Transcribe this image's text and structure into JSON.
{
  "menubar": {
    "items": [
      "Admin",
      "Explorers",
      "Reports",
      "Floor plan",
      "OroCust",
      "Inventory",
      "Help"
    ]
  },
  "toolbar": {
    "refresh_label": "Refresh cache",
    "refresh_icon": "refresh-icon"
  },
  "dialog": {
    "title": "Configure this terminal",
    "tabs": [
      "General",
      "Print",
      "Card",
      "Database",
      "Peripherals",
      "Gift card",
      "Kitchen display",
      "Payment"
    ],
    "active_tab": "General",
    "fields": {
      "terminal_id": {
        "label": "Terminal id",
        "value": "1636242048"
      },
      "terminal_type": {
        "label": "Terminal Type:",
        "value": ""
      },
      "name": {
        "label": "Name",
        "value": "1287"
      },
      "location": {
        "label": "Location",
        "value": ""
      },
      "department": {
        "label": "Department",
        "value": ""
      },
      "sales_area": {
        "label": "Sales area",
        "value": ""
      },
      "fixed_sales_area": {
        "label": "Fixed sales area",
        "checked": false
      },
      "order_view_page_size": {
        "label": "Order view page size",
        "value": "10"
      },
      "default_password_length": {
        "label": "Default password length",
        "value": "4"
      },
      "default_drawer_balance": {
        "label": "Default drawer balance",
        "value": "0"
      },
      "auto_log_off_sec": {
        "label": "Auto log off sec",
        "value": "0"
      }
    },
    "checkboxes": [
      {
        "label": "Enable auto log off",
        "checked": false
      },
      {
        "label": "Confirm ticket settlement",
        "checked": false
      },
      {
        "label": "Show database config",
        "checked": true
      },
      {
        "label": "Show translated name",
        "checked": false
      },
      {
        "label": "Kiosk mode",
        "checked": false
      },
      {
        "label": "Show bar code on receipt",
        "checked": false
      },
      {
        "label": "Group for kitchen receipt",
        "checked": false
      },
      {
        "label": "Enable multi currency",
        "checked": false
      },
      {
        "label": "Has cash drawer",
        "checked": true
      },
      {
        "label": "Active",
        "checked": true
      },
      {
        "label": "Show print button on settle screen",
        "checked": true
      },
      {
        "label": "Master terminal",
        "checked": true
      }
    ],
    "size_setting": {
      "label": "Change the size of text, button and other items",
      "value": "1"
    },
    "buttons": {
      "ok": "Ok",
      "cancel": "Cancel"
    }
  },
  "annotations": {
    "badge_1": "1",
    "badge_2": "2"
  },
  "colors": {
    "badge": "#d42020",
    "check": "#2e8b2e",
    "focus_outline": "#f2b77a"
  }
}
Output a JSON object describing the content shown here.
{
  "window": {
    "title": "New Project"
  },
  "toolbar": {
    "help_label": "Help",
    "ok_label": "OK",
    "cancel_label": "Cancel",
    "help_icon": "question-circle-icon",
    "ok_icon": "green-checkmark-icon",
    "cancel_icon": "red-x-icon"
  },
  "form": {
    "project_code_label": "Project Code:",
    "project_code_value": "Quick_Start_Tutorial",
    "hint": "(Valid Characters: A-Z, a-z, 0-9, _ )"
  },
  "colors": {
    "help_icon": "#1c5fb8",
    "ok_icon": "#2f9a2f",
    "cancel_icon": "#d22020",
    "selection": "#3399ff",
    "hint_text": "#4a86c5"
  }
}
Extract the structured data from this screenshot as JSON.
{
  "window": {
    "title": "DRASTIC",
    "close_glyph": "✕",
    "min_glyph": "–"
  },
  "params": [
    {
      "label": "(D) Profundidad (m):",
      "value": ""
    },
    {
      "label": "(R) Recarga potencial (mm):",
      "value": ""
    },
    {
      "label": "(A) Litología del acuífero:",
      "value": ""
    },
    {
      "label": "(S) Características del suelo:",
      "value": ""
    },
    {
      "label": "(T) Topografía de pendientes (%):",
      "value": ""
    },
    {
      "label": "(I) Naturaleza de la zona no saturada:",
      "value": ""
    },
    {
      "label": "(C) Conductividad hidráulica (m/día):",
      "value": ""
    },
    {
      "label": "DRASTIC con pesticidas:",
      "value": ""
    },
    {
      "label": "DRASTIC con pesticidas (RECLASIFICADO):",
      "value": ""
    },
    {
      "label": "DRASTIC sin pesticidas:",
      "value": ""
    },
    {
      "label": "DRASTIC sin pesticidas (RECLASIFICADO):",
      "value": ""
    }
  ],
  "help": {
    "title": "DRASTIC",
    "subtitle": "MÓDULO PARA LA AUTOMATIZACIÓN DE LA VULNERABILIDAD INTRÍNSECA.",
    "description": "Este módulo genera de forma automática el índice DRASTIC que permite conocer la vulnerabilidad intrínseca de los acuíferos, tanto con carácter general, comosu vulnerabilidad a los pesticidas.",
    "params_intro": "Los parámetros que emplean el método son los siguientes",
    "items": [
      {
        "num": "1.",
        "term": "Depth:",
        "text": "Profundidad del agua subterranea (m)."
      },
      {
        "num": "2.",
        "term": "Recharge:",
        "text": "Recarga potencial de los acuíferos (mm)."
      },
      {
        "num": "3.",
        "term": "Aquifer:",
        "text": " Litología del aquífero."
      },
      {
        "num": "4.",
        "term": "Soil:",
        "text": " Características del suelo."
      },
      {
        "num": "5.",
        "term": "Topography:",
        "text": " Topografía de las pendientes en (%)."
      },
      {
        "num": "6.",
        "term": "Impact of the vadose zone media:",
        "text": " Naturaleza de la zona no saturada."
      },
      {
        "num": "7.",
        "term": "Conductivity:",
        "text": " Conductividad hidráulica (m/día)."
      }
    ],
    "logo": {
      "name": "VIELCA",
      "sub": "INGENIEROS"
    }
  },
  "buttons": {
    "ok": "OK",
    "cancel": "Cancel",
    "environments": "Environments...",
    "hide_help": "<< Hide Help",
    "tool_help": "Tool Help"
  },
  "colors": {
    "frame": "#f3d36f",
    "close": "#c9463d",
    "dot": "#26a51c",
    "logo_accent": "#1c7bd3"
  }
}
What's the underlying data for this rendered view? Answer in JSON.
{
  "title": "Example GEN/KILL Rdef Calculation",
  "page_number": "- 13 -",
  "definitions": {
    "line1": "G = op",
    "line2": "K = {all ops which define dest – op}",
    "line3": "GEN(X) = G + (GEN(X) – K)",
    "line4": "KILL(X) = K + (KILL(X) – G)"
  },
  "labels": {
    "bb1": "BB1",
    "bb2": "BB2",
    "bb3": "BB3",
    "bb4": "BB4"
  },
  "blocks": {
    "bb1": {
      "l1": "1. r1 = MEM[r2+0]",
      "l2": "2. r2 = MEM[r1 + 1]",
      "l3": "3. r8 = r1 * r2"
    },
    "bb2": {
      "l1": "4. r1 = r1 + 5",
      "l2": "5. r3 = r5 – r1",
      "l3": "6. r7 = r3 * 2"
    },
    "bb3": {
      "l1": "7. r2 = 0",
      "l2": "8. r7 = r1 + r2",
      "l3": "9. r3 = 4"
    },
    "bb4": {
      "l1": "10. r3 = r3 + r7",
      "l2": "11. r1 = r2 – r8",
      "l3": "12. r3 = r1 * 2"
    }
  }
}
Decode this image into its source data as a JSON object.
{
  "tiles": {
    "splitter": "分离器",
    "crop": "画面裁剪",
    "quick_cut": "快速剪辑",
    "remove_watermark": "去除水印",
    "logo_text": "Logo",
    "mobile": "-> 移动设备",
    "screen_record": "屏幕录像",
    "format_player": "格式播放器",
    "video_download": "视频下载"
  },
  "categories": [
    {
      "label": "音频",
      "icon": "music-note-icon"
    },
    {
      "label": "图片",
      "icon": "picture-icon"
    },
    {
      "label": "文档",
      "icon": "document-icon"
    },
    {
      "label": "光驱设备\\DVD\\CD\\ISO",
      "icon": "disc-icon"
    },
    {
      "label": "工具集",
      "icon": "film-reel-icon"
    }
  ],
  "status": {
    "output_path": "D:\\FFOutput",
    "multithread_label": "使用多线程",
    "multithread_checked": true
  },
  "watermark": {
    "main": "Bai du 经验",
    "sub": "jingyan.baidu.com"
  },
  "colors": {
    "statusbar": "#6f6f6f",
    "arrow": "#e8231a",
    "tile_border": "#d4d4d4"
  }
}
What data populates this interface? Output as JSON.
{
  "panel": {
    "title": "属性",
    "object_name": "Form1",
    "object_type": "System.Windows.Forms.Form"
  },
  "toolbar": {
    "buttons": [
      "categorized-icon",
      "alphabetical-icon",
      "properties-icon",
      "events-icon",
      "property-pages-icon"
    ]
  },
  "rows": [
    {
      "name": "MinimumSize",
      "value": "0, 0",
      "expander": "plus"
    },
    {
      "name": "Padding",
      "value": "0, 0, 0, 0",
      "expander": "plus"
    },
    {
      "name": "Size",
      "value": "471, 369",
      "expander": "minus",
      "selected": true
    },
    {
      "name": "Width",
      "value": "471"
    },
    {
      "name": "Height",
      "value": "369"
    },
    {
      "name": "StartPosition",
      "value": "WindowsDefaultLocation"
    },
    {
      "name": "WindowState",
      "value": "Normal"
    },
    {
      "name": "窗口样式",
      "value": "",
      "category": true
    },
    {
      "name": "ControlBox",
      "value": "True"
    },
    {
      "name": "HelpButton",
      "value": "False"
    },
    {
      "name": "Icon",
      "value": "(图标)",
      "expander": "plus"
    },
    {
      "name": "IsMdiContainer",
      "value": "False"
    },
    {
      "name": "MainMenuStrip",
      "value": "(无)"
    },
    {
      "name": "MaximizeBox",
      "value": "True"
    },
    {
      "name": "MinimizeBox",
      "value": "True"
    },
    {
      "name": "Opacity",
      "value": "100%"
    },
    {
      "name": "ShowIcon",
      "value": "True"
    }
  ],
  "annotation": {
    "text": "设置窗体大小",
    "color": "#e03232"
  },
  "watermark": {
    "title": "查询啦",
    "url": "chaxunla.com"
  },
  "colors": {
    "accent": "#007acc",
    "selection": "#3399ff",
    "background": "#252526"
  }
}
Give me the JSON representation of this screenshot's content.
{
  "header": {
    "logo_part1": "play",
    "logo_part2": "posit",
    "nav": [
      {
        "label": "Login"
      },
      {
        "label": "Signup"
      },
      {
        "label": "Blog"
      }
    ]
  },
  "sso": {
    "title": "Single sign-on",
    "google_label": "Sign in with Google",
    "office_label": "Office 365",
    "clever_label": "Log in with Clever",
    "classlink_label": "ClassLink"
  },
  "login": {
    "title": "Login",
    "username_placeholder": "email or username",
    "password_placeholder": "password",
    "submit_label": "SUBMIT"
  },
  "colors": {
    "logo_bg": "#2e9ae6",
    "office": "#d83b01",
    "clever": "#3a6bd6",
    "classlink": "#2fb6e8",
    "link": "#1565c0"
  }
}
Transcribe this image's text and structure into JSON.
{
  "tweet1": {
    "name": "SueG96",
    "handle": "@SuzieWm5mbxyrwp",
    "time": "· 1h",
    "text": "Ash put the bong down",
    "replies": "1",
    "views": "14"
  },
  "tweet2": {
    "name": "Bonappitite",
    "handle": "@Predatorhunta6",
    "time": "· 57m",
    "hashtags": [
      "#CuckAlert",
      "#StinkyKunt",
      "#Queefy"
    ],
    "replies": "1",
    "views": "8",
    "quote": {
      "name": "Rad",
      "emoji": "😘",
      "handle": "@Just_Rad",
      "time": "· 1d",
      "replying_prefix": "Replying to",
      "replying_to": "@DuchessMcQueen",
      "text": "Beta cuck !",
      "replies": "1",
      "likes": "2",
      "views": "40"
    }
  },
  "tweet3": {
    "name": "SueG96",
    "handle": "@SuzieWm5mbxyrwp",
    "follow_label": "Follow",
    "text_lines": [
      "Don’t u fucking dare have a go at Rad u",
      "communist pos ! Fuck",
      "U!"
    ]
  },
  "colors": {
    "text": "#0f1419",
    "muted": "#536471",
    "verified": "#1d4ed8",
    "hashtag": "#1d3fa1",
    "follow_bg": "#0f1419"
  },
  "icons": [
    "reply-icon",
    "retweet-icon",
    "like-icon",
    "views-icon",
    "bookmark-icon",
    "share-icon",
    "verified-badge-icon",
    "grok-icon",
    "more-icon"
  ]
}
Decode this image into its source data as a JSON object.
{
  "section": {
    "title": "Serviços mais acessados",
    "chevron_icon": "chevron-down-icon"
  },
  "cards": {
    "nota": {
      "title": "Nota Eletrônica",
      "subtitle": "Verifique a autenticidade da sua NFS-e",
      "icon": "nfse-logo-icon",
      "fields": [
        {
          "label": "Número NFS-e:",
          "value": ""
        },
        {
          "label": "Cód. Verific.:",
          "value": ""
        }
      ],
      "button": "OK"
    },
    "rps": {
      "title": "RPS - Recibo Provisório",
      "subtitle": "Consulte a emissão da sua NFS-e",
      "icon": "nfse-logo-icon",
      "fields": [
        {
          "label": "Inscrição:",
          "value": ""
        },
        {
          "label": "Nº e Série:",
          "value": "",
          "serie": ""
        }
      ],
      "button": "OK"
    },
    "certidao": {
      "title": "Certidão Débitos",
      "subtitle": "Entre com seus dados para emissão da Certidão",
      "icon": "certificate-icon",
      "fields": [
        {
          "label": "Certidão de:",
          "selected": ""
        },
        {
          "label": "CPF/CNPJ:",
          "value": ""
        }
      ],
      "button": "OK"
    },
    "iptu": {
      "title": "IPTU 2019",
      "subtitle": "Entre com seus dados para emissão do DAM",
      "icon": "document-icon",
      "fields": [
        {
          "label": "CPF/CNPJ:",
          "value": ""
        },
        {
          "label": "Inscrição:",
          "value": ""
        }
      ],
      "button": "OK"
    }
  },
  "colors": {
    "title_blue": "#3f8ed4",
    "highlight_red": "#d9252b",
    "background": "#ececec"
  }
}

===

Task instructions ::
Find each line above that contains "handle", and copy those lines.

Response area ::
    "handle": "@SuzieWm5mbxyrwp",
    "handle": "@Predatorhunta6",
      "handle": "@Just_Rad",
    "handle": "@SuzieWm5mbxyrwp",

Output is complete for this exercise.